Score, 2 out of 10 Stars
*** This review may contain spoilers ***
American Gothic is a film where everything the characters do defies all logic. In most slasher-esquire movies, characters do stupid things. It's a given. I actually enjoy the one stupid character. But here, all the characters are the stupid character. From the moment they are introduced, you want to see them killed. American Gothic starts out with a group of friends leaving for vacation who are forced to land on an uninhabited island due to engine trouble. They find a house in the woods, and what do they do? They walk right in and make themselves at home. The 30 somethings start to dance and party and make a mess. Who acts like this? I'm telling you they deserve everything they get. Our "sympathetic" heroine may be the worst. She caused the death of her own baby because she left it unattended in the bathtub while she answered the phone. What? You mean babies can't swim on their own? I just hated every character in this flick. One poor guy is left to watch the boat while the others stay at the house for DAYS. No one mentions the guy or thinks he might be hungry. I couldn't believe the sloppy writing of this thing. There was potential here, but it all got wasted. Rod Steiger and Yvonne De Carlo make the most with their villainous roles, but even they can't save the day.

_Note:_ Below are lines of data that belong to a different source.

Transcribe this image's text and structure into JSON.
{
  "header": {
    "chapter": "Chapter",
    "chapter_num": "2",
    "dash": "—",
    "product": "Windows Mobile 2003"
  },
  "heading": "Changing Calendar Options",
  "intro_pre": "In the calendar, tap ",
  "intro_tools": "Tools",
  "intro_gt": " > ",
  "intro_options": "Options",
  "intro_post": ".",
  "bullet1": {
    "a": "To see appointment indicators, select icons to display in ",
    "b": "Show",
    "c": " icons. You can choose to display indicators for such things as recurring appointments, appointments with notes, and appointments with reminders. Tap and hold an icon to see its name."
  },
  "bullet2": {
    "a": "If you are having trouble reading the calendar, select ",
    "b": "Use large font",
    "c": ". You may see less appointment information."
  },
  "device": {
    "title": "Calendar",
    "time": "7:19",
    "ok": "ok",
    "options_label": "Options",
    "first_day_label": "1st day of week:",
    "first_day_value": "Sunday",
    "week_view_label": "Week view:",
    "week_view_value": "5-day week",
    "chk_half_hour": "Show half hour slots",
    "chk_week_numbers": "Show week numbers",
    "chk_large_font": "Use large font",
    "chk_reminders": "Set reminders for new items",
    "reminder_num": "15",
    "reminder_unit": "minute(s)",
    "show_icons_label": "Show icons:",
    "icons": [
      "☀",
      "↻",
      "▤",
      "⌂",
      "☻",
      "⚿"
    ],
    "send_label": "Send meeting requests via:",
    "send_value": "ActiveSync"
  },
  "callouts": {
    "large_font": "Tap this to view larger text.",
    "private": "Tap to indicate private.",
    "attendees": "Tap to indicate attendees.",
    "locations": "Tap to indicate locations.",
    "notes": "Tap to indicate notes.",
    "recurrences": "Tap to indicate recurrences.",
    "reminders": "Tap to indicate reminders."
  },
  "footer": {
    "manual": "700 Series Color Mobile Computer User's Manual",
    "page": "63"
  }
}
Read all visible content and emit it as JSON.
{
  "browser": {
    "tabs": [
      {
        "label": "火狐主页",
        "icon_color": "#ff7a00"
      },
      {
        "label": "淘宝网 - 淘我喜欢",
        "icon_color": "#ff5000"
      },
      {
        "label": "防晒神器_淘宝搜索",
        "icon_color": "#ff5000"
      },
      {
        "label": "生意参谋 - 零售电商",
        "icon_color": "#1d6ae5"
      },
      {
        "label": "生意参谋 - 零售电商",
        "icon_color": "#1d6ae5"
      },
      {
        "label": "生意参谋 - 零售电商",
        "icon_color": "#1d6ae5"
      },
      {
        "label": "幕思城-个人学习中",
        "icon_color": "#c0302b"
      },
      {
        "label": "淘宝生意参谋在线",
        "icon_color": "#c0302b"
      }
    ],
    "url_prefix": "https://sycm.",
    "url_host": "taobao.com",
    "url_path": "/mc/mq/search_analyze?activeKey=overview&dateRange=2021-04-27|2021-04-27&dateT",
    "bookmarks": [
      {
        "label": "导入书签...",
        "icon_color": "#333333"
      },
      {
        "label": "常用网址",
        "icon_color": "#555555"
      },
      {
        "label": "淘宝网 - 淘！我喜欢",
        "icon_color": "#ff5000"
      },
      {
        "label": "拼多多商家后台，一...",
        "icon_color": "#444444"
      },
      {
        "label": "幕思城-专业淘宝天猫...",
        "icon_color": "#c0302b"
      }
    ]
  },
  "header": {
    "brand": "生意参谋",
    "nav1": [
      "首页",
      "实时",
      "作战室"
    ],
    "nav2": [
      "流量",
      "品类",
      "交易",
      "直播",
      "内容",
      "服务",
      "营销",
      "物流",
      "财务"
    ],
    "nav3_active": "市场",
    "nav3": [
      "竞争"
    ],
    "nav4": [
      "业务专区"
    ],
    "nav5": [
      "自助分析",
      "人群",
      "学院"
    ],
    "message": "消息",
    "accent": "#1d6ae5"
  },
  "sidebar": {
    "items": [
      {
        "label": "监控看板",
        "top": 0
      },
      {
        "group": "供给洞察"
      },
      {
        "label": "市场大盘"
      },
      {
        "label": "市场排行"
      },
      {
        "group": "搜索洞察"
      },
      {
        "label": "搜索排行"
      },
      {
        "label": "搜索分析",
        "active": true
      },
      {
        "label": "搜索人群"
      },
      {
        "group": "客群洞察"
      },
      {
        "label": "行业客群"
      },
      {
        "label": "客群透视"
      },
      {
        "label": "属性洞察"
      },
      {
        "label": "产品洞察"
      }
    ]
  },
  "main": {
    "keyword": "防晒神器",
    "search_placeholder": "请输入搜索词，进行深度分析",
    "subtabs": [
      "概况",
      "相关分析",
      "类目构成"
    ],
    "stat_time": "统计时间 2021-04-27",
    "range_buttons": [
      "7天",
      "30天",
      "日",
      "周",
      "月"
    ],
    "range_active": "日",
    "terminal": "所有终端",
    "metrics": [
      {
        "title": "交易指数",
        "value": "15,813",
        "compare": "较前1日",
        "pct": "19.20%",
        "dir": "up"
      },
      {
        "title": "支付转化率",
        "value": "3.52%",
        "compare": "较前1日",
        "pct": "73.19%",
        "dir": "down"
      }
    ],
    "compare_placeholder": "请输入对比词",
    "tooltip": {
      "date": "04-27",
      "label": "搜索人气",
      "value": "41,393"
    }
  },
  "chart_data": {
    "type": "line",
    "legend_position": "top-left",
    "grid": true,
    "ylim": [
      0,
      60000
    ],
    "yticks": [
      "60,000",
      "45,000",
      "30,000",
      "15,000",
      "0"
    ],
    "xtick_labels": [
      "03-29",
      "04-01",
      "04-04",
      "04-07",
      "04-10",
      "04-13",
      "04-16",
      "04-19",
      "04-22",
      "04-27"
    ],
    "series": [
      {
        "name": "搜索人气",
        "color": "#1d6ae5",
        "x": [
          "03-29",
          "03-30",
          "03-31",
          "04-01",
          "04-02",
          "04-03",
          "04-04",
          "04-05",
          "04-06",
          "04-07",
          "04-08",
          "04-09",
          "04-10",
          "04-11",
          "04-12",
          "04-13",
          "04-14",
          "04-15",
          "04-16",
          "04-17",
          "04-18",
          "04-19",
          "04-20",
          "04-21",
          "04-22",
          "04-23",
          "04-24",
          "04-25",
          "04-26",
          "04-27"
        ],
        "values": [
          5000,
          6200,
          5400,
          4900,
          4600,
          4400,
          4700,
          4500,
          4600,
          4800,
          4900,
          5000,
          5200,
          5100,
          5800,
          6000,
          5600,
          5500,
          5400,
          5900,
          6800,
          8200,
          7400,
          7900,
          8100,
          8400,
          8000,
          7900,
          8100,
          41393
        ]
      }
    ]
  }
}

Janet Wright, Michael J. Pollard, and the late William Hootkins are extra creepy as the "children." I'm used to a better caliber of film from director John Hough.
|Page 7 of 8:||      |
|External reviews||Parents Guide||Plot keywords|
|Main details||Your user reviews||Your vote history|